October 30, 2016
Habakkuk 1:1-4, 2:1-4
2 Thessalonians 1:1-4, 11-12
Who is this Jesus? Today’s liturgy, as in every Eucharist, and indeed the Scriptures that have just been read, raise that question. Who is this Jesus we are promising to follow with our life on the line? What does it require of us as we walk this planet for the time we have been given?
Paul, whom we now call St. Paul, and the traditionally assumed writer to the Church in Thessolonika, wasn’t so saintly when attacking the new Jesus movement. In his conversion, however, he discovered a Jesus who rattled his cage and rumbled through the history of his life. He would never be the same again. He was transformed from being a persecuting enemy of the Church to a proclaimer of God’s Good News of inclusion and mercy. We hear Paul today commending the Church for its steadfastness and faith even as it grew in love amid the great difficulties and afflictions of God’s people in his day. My hope for you is that out of the mess of Hurricane Matthew that you too will grow in love for one another and God’s world.
So it is in today’s Gospel we find a Jesus who steps beyond convention according to his religion as a faithful Jew as practiced by some in his day. You might ask how so? He engages a rich tax collector who we know as Zacchaeus. Knowing what we do of tax collectors in ancient Palestine, he likely got rich by skimming off the top of the receipts he garnered from the citizenry. By definition he was one of the unclean.
Yet Jesus dares to engage Zacchaeus who has climbed the tree of curiosity in order to get a better view. In an act that would have shocked Jesus’ circle of acquaintances and even brought him scorn, Jesus invites himself to the home of an unclean broken sinner who many would have assumed was beyond God’s love and mercy. Notice what happens here and what leads to a change in Zacchaeus’ heart! It is not judgment from Jesus, telling Zacchaeus that he better get his act together that caused the transformation and new behavior. It was an act of care, of daring to cross the lines of convention and what was acceptable, meeting with respect a man who heretofore had probably experienced nothing but ostracization. Love called Zacchaeus to a new place, not judgment.

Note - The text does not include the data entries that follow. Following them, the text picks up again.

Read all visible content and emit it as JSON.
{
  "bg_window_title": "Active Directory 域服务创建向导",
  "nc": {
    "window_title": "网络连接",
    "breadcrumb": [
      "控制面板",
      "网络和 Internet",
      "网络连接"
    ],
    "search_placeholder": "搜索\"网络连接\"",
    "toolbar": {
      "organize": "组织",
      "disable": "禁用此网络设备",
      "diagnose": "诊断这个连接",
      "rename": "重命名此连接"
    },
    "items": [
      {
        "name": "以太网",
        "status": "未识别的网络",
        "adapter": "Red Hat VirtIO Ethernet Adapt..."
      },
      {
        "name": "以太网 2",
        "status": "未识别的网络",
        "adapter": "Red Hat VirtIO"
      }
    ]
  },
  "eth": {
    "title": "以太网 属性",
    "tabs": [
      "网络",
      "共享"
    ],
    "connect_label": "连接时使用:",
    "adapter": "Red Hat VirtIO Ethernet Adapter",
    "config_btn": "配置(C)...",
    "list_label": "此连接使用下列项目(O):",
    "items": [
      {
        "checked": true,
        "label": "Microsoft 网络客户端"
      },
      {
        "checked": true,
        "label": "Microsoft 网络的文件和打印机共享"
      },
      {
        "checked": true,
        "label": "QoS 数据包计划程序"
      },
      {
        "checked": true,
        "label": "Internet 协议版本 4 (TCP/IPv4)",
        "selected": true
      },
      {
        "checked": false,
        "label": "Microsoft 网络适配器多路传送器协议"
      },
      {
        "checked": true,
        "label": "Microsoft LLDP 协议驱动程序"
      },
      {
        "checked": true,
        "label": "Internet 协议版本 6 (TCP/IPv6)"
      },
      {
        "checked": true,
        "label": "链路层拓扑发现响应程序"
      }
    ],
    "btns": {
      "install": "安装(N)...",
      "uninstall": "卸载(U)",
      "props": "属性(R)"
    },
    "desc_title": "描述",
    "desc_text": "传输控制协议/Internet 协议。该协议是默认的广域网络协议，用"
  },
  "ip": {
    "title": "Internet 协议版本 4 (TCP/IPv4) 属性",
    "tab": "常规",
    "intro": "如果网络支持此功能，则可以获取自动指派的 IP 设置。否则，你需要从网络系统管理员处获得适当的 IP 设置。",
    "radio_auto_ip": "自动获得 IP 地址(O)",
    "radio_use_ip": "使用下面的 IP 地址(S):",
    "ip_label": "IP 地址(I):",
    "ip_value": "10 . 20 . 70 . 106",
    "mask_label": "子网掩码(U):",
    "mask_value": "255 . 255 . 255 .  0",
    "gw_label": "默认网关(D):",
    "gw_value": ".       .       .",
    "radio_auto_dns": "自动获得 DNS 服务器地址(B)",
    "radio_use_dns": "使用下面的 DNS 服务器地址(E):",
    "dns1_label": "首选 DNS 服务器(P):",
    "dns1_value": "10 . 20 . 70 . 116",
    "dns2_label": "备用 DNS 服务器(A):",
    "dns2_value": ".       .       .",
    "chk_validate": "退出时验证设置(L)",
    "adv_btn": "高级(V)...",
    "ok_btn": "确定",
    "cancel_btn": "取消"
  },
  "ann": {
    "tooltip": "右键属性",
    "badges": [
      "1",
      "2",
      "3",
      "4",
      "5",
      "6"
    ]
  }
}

One more time we discover a Jesus who refuses to be contained in rigid, orthodox formulas of doctrinal correctness. He insisted that all are beloved sons and daughters of God, who does not rest in promoting the work of God’s Reign that recognizes that every human being is made in the image and likeness of God. It doesn’t mean that we or the people of the world always act out of that truth, but it is why we say bold and wildly crazy things like, “we will respect the dignity of every human being,” and will “work for justice and peace among all people” as our lived response to being disciples.
He is an inconvenient prophet in that way, isn’t he? The people’s experience is that when Jesus entered the scene, a new truth had shown up and they openly struggled with it. This is what the world is to see when you or I show up in the name of Christ, when we bear God’s Good News in Christ not only in our words, but in our example.
The story of the exchange between Jesus and Zacchaeus calls us to our responsibility to bring God’s love to the marginalized and powerless of our world, especially in the midst of the constant barrage of violent and hateful rhetoric infecting us on a daily basis. If we are going to have a voice in the joy and struggle of what it means to be human, of what it means to be the Church in our time, we must remain hungry for a Jesus who can be taken seriously. The God Jesus preached offered liberation and life to those in death’s prison. We must reject any view of Jesus who remains too small, private and disconnected to anything that truly matters.
I had a parishioner in my parish in Southern Virginia who in the early 70’s was outspoken about the overt racism evident in the area. In that day and in that place it was a risky thing to do. Members of the parish told me that Pat’s home, where she lived with her husband, would get pelted with eggs and spray painted epithets too horrible to repeat here appeared on her garage door. When I was her rector in the mid 80’s I heard these stories from others and one day, when visiting Pat, I asked her about those days and why she was motivated to speak out. She said, “Because I promised to follow Jesus.”
In the end, I am less concerned with defining Jesus than I am with experiencing this Jesus, inviting others into that experience as well. I desire to place my trust in the One who was resurrected from the dead and who changes lives and brings hope to the captive, the disenfranchised, the despised, the left out, the refugee, the prisoner, the homeless, the jobless, the sick, the disillusioned, the depressed, all of whom are present right here and right outside this door. Hurricanes and other traumatic events have a way of revealing such people to us rather starkly.
Who is this Jesus we proclaim today? Who is this Jesus we are promising to follow, to whom we are once again giving our lives as he has given his life to us? He affirms our infinite worth, encourages our yearning, honors our questions, and trusts us with our honest doubt. Perhaps most important of all: he forbids our indifference. I cannot get away from him. You cannot get away from him. As with Zacchaeus, Jesus wants to stay at your house today.